TASK PROMPT | Would you filter these records and copy every line that has the word "name"?
++++ PROVIDED DATA ++++
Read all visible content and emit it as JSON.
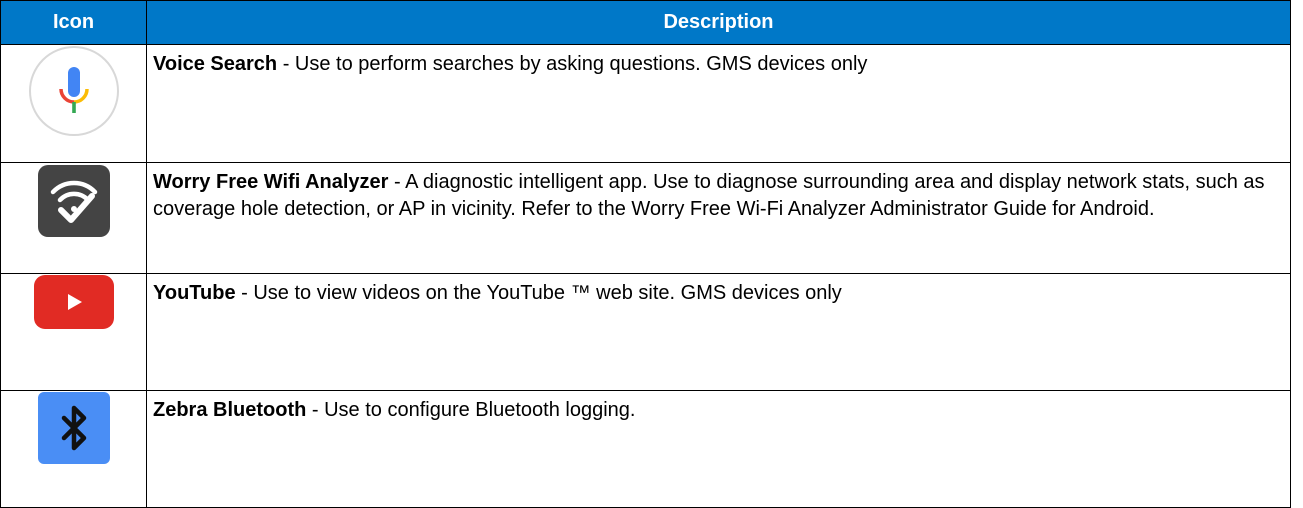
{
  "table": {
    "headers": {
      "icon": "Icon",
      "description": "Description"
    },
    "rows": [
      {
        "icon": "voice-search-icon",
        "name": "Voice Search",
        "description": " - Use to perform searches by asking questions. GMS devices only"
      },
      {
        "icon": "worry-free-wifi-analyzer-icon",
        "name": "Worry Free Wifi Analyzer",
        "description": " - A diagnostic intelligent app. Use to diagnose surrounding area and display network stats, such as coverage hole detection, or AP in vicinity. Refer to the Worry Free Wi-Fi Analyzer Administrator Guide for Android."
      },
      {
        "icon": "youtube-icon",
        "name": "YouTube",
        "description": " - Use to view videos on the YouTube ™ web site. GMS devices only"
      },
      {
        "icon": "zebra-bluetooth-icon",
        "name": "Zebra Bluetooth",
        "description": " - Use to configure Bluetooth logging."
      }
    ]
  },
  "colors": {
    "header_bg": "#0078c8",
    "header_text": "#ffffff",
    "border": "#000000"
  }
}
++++
RESULT |
        "name": "Voice Search",
        "name": "Worry Free Wifi Analyzer",
        "name": "YouTube",
        "name": "Zebra Bluetooth",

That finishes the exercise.